Traditional FSDG muxes/demuxes suffered from high PDL, but newer designs reduce PDL to acceptable levels. Some systems use a polarization-diversity design or polarization scrambling to achieve low PDL, but design and fabrication of the grating itself can solve issues with PDL at its root cause without adding additional components. Through the use of polarization-insensitive gratings, PDL levels of a maximum of 0.4 dB can be achieved.
Channel passband shape represents another important parameter for all types of DWDM devices. Network architects desire a wide channel passband that allows for wavelength drift of the source laser and data-signal modulation broadening, while maintaining high channel isolation. A wide passband is also needed to accommodate wavelength inaccuracies in the DWDM device caused by manufacturing and variations in temperature.

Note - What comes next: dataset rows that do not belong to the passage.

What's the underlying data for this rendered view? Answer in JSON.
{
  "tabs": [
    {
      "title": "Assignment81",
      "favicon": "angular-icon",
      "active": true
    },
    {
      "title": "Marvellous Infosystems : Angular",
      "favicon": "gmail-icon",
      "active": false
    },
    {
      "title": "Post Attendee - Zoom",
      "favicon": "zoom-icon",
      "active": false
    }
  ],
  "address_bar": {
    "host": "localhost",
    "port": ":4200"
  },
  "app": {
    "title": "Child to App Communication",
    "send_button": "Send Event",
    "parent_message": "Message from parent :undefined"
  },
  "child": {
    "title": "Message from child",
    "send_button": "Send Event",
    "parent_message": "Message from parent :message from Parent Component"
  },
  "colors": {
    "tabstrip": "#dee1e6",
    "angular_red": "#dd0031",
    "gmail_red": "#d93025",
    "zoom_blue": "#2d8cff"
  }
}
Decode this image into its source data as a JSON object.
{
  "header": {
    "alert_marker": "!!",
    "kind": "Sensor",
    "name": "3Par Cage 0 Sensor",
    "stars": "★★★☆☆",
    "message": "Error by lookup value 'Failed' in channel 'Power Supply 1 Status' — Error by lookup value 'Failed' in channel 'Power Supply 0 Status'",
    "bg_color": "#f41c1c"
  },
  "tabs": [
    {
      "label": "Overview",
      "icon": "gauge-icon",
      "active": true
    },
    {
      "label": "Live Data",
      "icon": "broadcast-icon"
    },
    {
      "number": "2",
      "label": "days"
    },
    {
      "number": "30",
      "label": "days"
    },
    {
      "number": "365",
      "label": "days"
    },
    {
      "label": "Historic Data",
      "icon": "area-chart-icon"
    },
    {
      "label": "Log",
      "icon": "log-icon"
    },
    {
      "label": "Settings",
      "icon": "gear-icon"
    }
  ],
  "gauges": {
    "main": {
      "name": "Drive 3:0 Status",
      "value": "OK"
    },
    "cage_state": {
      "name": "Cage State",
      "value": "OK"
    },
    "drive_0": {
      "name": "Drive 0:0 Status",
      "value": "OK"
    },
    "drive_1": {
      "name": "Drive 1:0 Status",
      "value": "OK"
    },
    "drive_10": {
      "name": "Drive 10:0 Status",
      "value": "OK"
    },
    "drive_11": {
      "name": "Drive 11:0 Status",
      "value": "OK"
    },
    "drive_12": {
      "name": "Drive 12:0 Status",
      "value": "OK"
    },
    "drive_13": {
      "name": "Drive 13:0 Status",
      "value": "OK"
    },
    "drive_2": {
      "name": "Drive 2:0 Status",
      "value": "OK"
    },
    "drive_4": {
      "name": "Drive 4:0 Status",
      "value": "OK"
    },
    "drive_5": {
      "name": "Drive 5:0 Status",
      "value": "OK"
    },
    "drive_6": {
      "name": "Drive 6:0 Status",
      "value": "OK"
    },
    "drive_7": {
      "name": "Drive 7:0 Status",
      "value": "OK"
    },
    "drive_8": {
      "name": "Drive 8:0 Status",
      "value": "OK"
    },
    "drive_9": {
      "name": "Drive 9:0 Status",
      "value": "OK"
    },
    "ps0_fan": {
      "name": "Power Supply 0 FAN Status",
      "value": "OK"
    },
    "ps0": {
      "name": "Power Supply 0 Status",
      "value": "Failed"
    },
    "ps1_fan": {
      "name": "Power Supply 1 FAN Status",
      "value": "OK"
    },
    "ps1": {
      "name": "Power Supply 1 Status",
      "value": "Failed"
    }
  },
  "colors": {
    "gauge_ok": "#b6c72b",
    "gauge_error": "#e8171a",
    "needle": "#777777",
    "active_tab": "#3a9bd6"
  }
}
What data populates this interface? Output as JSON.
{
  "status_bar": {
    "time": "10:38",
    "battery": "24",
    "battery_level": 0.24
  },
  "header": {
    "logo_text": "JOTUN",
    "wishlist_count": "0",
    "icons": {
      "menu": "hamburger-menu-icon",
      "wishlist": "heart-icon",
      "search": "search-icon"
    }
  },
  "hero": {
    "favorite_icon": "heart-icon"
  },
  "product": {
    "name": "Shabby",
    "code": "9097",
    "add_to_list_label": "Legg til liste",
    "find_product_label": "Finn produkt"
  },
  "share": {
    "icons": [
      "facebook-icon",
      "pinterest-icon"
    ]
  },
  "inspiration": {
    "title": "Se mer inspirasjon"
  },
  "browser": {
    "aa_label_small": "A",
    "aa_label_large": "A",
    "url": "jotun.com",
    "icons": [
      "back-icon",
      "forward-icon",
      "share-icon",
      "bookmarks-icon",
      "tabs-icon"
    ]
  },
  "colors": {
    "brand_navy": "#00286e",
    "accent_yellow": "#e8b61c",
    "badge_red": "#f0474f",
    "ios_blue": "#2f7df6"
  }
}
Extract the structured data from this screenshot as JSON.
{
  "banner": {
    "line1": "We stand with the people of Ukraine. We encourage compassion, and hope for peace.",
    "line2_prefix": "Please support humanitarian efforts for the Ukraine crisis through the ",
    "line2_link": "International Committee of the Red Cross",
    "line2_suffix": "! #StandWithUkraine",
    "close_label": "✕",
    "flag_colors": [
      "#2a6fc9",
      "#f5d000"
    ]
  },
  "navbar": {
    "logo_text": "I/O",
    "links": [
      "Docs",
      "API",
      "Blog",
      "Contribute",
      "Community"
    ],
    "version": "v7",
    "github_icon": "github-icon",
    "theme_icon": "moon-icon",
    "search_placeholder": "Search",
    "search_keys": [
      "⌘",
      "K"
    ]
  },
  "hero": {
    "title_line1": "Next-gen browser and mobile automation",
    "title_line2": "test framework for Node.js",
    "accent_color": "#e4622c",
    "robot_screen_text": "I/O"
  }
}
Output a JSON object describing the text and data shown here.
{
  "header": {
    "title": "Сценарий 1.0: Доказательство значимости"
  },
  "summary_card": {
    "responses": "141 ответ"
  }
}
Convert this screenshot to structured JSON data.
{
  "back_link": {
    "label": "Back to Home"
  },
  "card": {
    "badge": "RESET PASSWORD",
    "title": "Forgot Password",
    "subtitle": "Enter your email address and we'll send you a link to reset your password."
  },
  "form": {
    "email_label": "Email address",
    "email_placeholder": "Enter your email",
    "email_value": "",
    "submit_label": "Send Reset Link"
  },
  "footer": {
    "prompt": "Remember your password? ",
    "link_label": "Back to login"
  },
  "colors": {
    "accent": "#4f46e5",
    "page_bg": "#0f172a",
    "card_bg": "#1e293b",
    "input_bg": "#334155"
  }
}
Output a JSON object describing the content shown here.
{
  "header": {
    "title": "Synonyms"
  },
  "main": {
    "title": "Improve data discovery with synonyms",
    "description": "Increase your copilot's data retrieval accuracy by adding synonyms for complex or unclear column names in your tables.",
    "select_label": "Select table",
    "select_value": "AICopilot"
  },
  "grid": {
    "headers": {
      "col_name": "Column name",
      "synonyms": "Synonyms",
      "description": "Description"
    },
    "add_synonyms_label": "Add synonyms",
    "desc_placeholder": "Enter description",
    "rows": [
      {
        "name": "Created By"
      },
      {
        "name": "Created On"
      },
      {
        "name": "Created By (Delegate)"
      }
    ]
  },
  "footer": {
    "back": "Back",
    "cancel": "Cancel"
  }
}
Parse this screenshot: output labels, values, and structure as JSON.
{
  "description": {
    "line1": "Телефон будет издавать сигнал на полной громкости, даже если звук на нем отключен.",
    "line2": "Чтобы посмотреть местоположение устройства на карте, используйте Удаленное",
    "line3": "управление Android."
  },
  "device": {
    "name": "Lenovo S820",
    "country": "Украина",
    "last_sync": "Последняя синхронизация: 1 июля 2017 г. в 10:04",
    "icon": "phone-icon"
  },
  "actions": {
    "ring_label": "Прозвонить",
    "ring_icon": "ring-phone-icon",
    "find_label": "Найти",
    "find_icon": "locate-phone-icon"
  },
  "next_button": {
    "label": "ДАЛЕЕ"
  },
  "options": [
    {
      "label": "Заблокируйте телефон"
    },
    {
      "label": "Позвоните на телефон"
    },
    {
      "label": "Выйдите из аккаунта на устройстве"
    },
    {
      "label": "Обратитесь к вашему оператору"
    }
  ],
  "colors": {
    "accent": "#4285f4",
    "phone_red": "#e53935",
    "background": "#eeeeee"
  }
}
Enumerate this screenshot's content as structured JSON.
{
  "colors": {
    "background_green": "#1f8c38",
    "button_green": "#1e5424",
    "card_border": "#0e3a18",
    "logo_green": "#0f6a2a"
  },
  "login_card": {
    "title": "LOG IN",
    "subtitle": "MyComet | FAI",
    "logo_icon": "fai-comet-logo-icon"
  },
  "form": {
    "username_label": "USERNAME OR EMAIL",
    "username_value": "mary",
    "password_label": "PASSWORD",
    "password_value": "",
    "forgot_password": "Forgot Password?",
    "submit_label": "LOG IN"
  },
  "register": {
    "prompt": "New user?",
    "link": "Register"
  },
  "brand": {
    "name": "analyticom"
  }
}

Diffractive systems provide a Gaussian passband-filter function that has very low insertion loss at the channel center. However, the Gaussian shape can cause undesired changes in insertion loss if the laser wavelength drifts or if the center of the passband shifts with changes in temperature. In addition, in most long-haul networks, the light must be multiplexed and demultiplexed many times, thus requiring muxes/demuxes to be cascaded in series. The Gaussian passband becomes unacceptable for these applications because the Gaussian filter function "collapses" when cascaded in series.
Thin-film filters, the incumbent DWDM technology, produce a flat-top passband that does not suffer from the disadvantages of the Gaussian function but have somewhat higher insertion loss. Flat-top devices are much less sensitive to changes in insertion loss due to laser wavelength drift or thermal drift. In addition, the passband does not collapse when cascaded in series. Free-space optics provide the capability and flexibility to achieve flat-top passbands with adequate bandwidth and some additional insertion loss (1.5 to 2.0 dB).
Andrew Sappey is chief technology officer and a co-founder, and Pei Huang is director of focused R&D at Zolo Technologies, 410 S. Arthur Ave., Louisville, CO 80027. Andrew Sappey can be reached at email@example.com.